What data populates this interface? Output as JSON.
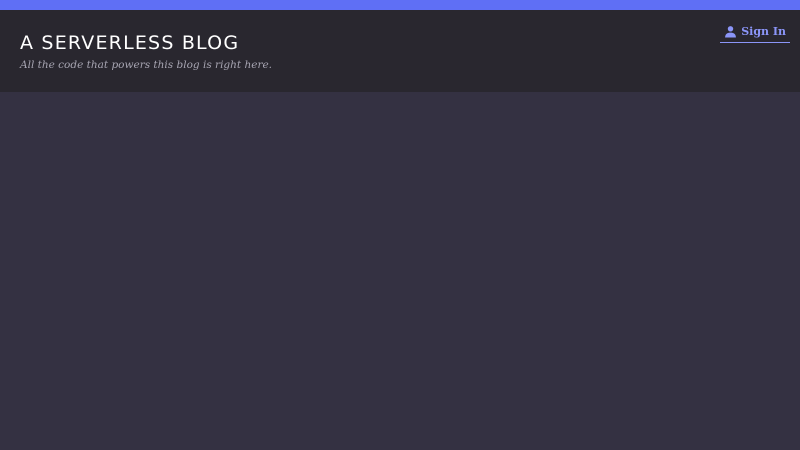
{
  "header": {
    "title": "A SERVERLESS BLOG",
    "tagline": "All the code that powers this blog is right here."
  },
  "auth": {
    "signin_label": "Sign In",
    "signin_icon": "person-icon"
  },
  "colors": {
    "accent": "#5f6ff5",
    "header_bg": "#29272f",
    "page_bg": "#343142",
    "link": "#8b95f8"
  }
}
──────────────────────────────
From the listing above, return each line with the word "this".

What data populates this interface? Output as JSON.
    "tagline": "All the code that powers this blog is right here."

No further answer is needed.